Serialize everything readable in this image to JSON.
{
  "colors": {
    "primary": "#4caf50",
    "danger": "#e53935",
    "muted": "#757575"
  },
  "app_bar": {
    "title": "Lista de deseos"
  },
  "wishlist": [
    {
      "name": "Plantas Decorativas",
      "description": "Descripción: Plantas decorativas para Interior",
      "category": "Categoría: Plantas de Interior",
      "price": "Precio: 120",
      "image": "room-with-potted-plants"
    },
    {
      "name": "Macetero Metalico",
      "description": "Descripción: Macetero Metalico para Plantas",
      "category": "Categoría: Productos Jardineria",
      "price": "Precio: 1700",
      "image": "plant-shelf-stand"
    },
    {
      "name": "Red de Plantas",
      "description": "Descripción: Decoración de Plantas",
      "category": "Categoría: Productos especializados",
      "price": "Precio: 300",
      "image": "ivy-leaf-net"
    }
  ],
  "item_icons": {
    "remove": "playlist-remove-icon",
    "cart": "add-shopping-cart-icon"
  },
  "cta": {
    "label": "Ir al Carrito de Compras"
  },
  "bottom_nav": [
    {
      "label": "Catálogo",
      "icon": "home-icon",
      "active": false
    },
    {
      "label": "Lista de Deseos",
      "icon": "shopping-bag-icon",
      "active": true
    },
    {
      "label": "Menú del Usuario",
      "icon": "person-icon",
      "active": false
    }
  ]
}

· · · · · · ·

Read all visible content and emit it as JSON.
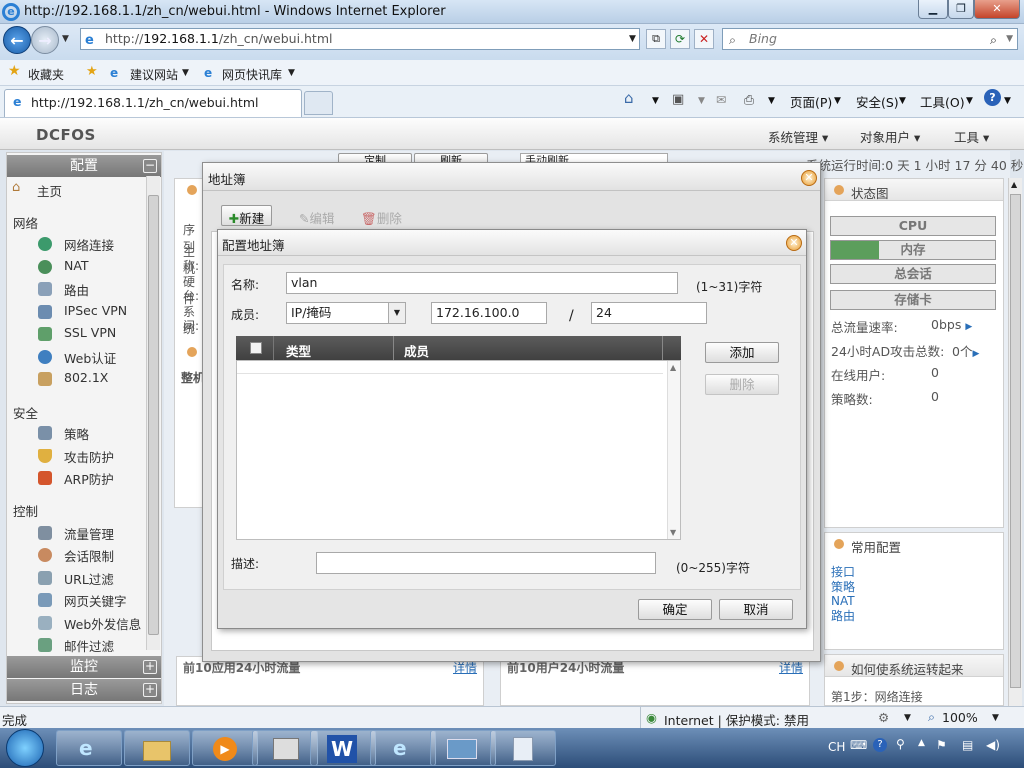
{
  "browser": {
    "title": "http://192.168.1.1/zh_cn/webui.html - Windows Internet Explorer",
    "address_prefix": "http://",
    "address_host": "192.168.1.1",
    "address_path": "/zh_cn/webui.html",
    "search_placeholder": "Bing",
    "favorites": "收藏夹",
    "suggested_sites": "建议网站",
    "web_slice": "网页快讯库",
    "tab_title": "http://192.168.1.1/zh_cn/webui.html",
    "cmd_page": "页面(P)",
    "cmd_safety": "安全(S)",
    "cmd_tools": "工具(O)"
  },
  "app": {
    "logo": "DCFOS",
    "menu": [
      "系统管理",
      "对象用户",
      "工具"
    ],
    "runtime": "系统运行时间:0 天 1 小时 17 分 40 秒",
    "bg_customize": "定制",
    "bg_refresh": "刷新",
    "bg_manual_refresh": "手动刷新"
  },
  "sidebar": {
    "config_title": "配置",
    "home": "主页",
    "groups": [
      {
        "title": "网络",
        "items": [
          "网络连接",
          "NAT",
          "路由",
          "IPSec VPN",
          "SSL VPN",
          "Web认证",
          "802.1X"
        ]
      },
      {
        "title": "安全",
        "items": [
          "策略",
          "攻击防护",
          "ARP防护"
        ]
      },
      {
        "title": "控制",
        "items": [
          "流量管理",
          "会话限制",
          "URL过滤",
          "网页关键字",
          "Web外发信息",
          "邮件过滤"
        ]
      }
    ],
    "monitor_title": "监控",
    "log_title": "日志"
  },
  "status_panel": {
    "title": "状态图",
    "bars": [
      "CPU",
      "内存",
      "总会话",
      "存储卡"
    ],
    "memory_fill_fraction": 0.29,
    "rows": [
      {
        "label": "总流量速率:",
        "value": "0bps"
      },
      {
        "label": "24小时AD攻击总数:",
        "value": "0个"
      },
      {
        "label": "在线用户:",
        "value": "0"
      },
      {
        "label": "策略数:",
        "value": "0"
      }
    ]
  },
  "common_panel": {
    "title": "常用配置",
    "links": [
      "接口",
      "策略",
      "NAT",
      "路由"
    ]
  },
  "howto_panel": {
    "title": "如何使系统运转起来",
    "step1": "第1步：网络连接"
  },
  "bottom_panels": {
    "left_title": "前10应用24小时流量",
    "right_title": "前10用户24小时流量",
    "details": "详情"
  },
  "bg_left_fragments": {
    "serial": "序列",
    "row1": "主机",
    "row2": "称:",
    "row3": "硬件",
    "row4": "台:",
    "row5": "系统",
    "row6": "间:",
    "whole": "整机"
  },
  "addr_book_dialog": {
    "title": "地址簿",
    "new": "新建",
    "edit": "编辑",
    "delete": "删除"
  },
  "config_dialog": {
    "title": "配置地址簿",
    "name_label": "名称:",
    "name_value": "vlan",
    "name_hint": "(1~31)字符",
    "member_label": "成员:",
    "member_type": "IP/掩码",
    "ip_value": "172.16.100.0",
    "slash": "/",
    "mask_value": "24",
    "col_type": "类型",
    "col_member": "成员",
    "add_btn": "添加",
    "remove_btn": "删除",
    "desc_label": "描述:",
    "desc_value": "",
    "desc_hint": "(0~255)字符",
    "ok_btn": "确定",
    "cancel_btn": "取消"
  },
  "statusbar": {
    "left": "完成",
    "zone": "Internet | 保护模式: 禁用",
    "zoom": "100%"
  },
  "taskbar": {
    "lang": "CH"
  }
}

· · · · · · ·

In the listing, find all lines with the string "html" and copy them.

• Response box
    "title": "http://192.168.1.1/zh_cn/webui.html - Windows Internet Explorer",
    "address_path": "/zh_cn/webui.html",
    "tab_title": "http://192.168.1.1/zh_cn/webui.html",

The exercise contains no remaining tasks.